SE Growers Co-Op

The Co-op received one of GCMGA’s grants for 2021.  According to Jackie Daniell, Master Gardener Extension Volunteer (MGEV) and project leader for the Co-op Garden which produces fruits and vegetables for the Southeastern Gwinnett Cooperative Ministry in Grayson, when you are faced with raised beds and limited space to grow food crops you should be judicious in how you plan, schedule, and allot space in your garden.

This is particularly important when you are trying to feed as many people as possible with the resources at hand. In addition to space saving with plants growing closer together, if you know what plants get along together and enhance or antagonize one another’s growth you can increase your food production with intercropping and side crops using companion planting. This goes beyond just the basic rotation of crops and consideration for plant families. For example, everyone’s favorite garden veggie is tomatoes, but if you time it right you can start a side crop of bulb onions before the tomatoes are planted, the onions will mature and can be harvested about the time the tomato plants are medium height/size, then start carrots as the new side crop all while waiting for your tomato crop to come in. If you have a square foot of space left, intercrop basil between several of the tomato plants. It will love the tomatoes, and the tomatoes will love it right back. Another great combination is okra with a side crop of bush beans, or radishes as a side crop to pole beans and cucumbers with beets and radishes on the side. You get the idea. Don’t forget to add a few pollinator plants interspersed or at the end of the beds.

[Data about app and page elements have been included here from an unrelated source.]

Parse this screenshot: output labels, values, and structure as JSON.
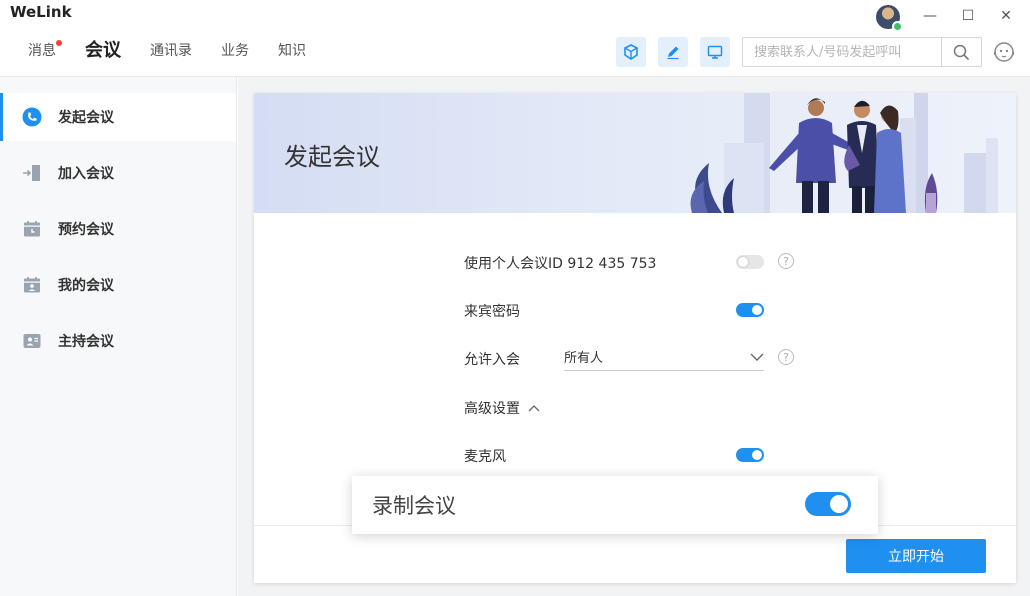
{
  "app": {
    "title": "WeLink"
  },
  "window_controls": {
    "minimize": "—",
    "maximize": "☐",
    "close": "✕"
  },
  "nav": {
    "items": [
      {
        "label": "消息",
        "has_badge": true
      },
      {
        "label": "会议",
        "active": true
      },
      {
        "label": "通讯录"
      },
      {
        "label": "业务"
      },
      {
        "label": "知识"
      }
    ]
  },
  "toolbar": {
    "icons": [
      "cube-icon",
      "pen-icon",
      "screen-share-icon"
    ]
  },
  "search": {
    "placeholder": "搜索联系人/号码发起呼叫",
    "value": ""
  },
  "sidebar": {
    "items": [
      {
        "label": "发起会议",
        "icon": "phone-call-icon",
        "active": true
      },
      {
        "label": "加入会议",
        "icon": "enter-door-icon"
      },
      {
        "label": "预约会议",
        "icon": "calendar-clock-icon"
      },
      {
        "label": "我的会议",
        "icon": "calendar-person-icon"
      },
      {
        "label": "主持会议",
        "icon": "host-icon"
      }
    ]
  },
  "main": {
    "banner_title": "发起会议",
    "settings": {
      "personal_id_label": "使用个人会议ID 912 435 753",
      "personal_id_enabled": false,
      "guest_password_label": "来宾密码",
      "guest_password_enabled": true,
      "allow_join_label": "允许入会",
      "allow_join_value": "所有人",
      "advanced_label": "高级设置",
      "microphone_label": "麦克风",
      "microphone_enabled": true,
      "record_label": "录制会议",
      "record_enabled": true
    },
    "start_button": "立即开始"
  },
  "colors": {
    "accent": "#1f8ff0",
    "badge": "#f44336",
    "online": "#3cbf6a"
  }
}
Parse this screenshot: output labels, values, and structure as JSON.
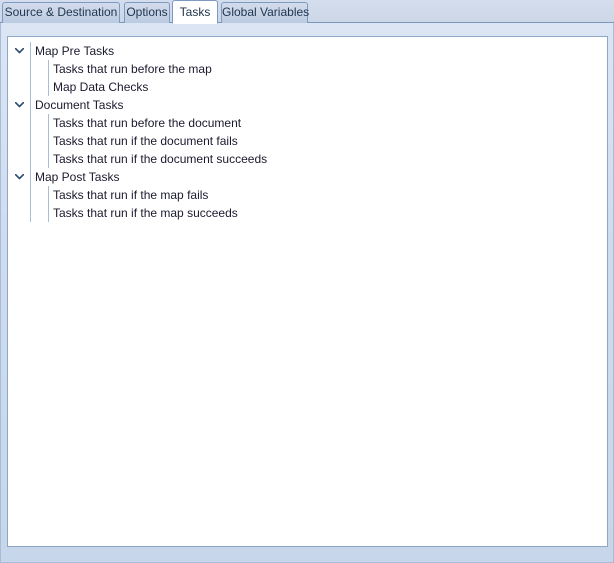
{
  "tabs": [
    {
      "id": "source-destination",
      "label": "Source & Destination",
      "active": false
    },
    {
      "id": "options",
      "label": "Options",
      "active": false
    },
    {
      "id": "tasks",
      "label": "Tasks",
      "active": true
    },
    {
      "id": "global-variables",
      "label": "Global Variables",
      "active": false
    }
  ],
  "tree": {
    "expander_icon": "chevron-down-icon",
    "groups": [
      {
        "id": "map-pre-tasks",
        "label": "Map Pre Tasks",
        "expanded": true,
        "children": [
          {
            "id": "tasks-before-map",
            "label": "Tasks that run before the map"
          },
          {
            "id": "map-data-checks",
            "label": "Map Data Checks"
          }
        ]
      },
      {
        "id": "document-tasks",
        "label": "Document Tasks",
        "expanded": true,
        "children": [
          {
            "id": "tasks-before-document",
            "label": "Tasks that run before the document"
          },
          {
            "id": "tasks-document-fails",
            "label": "Tasks that run if the document fails"
          },
          {
            "id": "tasks-document-succeeds",
            "label": "Tasks that run if the document succeeds"
          }
        ]
      },
      {
        "id": "map-post-tasks",
        "label": "Map Post Tasks",
        "expanded": true,
        "children": [
          {
            "id": "tasks-map-fails",
            "label": "Tasks that run if the map fails"
          },
          {
            "id": "tasks-map-succeeds",
            "label": "Tasks that run if the map succeeds"
          }
        ]
      }
    ]
  },
  "colors": {
    "accent": "#7f9ac1",
    "tabstrip_bg": "#ccd7e7",
    "panel_bg": "#cfdcef",
    "tree_bg": "#ffffff",
    "text": "#1a1a2e",
    "guide_line": "#aabdd6"
  }
}
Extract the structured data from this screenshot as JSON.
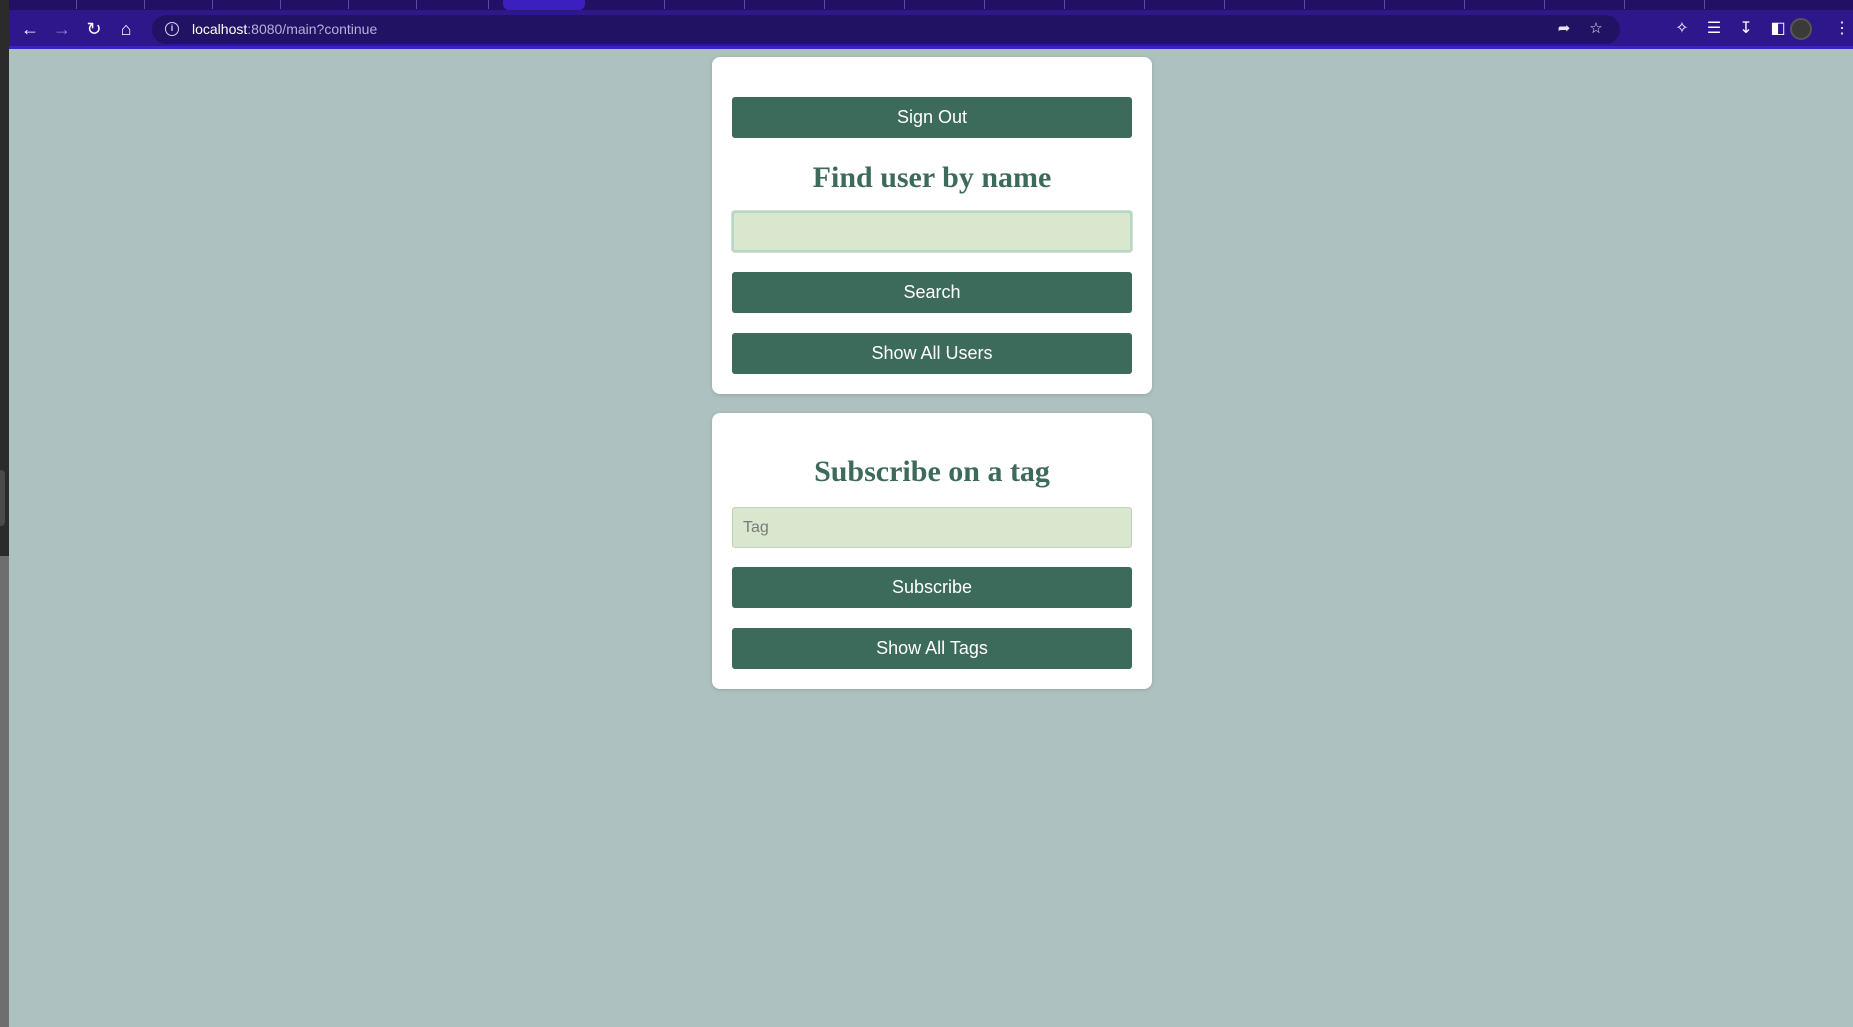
{
  "browser": {
    "url_host": "localhost",
    "url_rest": ":8080/main?continue",
    "icons": {
      "back": "arrow-left-icon",
      "forward": "arrow-right-icon",
      "reload": "reload-icon",
      "home": "home-icon",
      "info": "info-icon",
      "share": "share-icon",
      "bookmark": "star-icon",
      "extensions": "puzzle-icon",
      "media": "media-queue-icon",
      "downloads": "download-icon",
      "sidepanel": "side-panel-icon",
      "profile": "avatar",
      "menu": "kebab-menu-icon"
    }
  },
  "find_user": {
    "sign_out_label": "Sign Out",
    "heading": "Find user by name",
    "search_value": "",
    "search_placeholder": "",
    "search_label": "Search",
    "show_all_label": "Show All Users"
  },
  "subscribe": {
    "heading": "Subscribe on a tag",
    "tag_value": "",
    "tag_placeholder": "Tag",
    "subscribe_label": "Subscribe",
    "show_all_label": "Show All Tags"
  },
  "colors": {
    "page_bg": "#adc1c0",
    "button_bg": "#3d6b5b",
    "heading": "#3d6b5b",
    "input_bg": "#d9e7cf",
    "card_bg": "#ffffff",
    "browser_frame": "#2e178a"
  }
}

Since we live in the south you can at least get a second crop in before first frost if you start the first crop early enough but remember to rotate your crops. For instance, Irish potatoes were planted at the end of February and harvested at the end of May through the middle of June. The bed was then planted in July with okra which will produce until frost. The bed will then be planted with spinach, beets and carrots which are cool weather crops, and some can overwinter. Although their space is limited, so far this year the 6-9 regular volunteers have harvested 1,144 pounds of fresh produce and probably more as of this publication date.

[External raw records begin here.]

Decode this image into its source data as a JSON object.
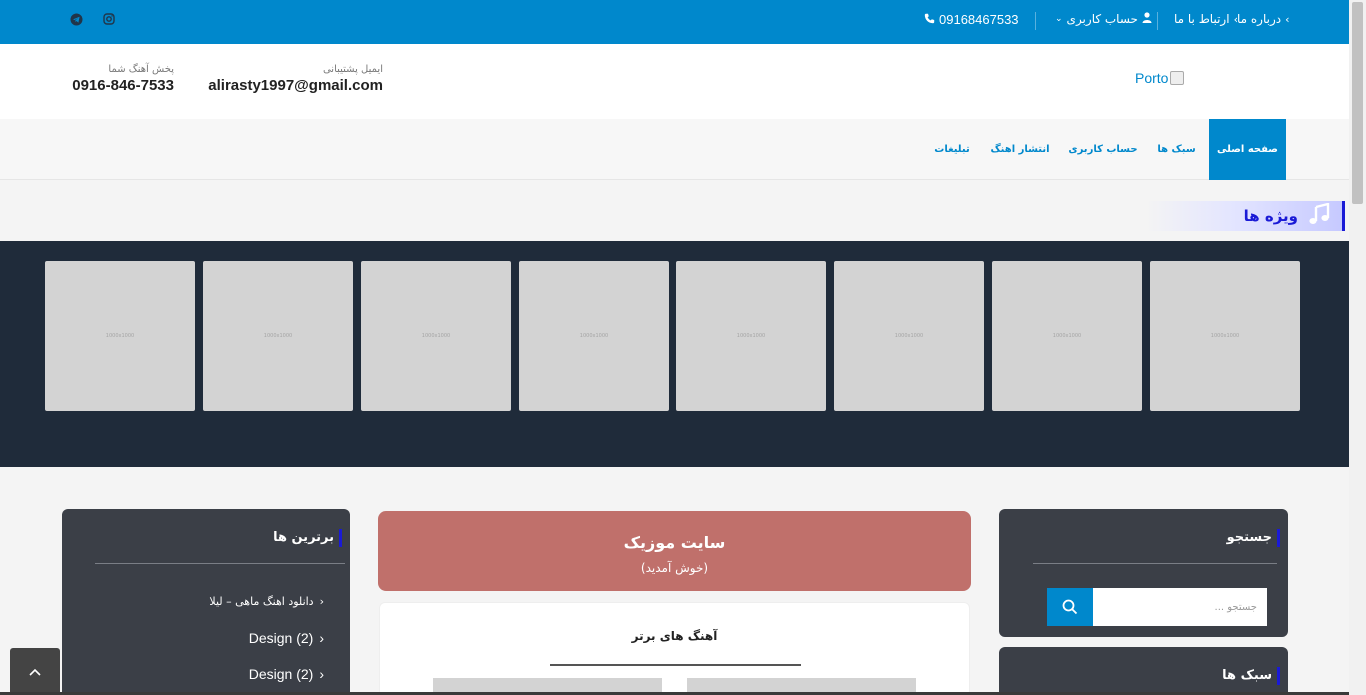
{
  "topbar": {
    "about_label": "درباره ما",
    "contact_label": "ارتباط با ما",
    "account_label": "حساب کاربری",
    "phone_label": "09168467533",
    "social_icons": [
      "telegram-icon",
      "instagram-icon"
    ]
  },
  "header": {
    "logo_alt": "Porto",
    "email_label": "ایمیل پشتیبانی",
    "email_value": "alirasty1997@gmail.com",
    "phone_label": "پخش آهنگ شما",
    "phone_value": "0916-846-7533"
  },
  "nav": {
    "items": [
      {
        "label": "صفحه اصلی",
        "active": true
      },
      {
        "label": "سبک ها",
        "active": false
      },
      {
        "label": "حساب کاربری",
        "active": false
      },
      {
        "label": "انتشار اهنگ",
        "active": false
      },
      {
        "label": "تبلیغات",
        "active": false
      }
    ]
  },
  "featured": {
    "title": "ویژه ها",
    "thumb_placeholder": "1000x1000"
  },
  "search_panel": {
    "title": "جستجو",
    "placeholder": "جستجو ..."
  },
  "genres_panel": {
    "title": "سبک ها"
  },
  "best_panel": {
    "title": "برترین ها",
    "items": [
      "دانلود اهنگ ماهی – لیلا",
      "Design (2)",
      "Design (2)"
    ]
  },
  "welcome": {
    "title": "سایت موزیک",
    "subtitle": "(خوش آمدید)"
  },
  "top_songs": {
    "title": "آهنگ های برتر"
  },
  "colors": {
    "primary": "#0088cc",
    "dark_panel": "#3b3f47",
    "hero_bg": "#1f2b3a",
    "welcome_bg": "#c0706b",
    "accent_bar": "#1a1ad6"
  }
}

Their regular workday is every Wednesday, but from June to October, Mondays and Fridays are also days when their help is needed. Currently there are a total of nine volunteers and includes: Patsy Evans, Rob Cashbough, Ron Mertz along with the Master Gardener Extension Volunteers (MGEV): Ileen Meggison, Diane Krish, Peggy Moss, Janet Leutzinger, Gaye Bruce and, and of course Jackie Daniell, Project Leader. They are all watched over by a very laid-back golden retriever named Master Dawson also known as “Garden Dog” who loves to taste test all the vegetables except the eggplant. Volunteers who were present the day of the photo were Ron Mertz, Ileen Meggison, Diane Krish, and Jackie Daniell, and top dog in charge – Master Dawson.

The crop list is extensive: tomatoes, Irish potatoes, sweet potatoes, pole & bush beans, bell peppers, jalapeno peppers, banana peppers, green & bulb onions, cucumbers, asparagus, okra, summer squash, eggplant, radishes, carrots, beets, broccoli, cauliflower, kohlrabi, lettuce, spinach, kale, turnips, mustard greens, cabbage, collards, basil, and blackberries. This requires a lot of work from a core of volunteers.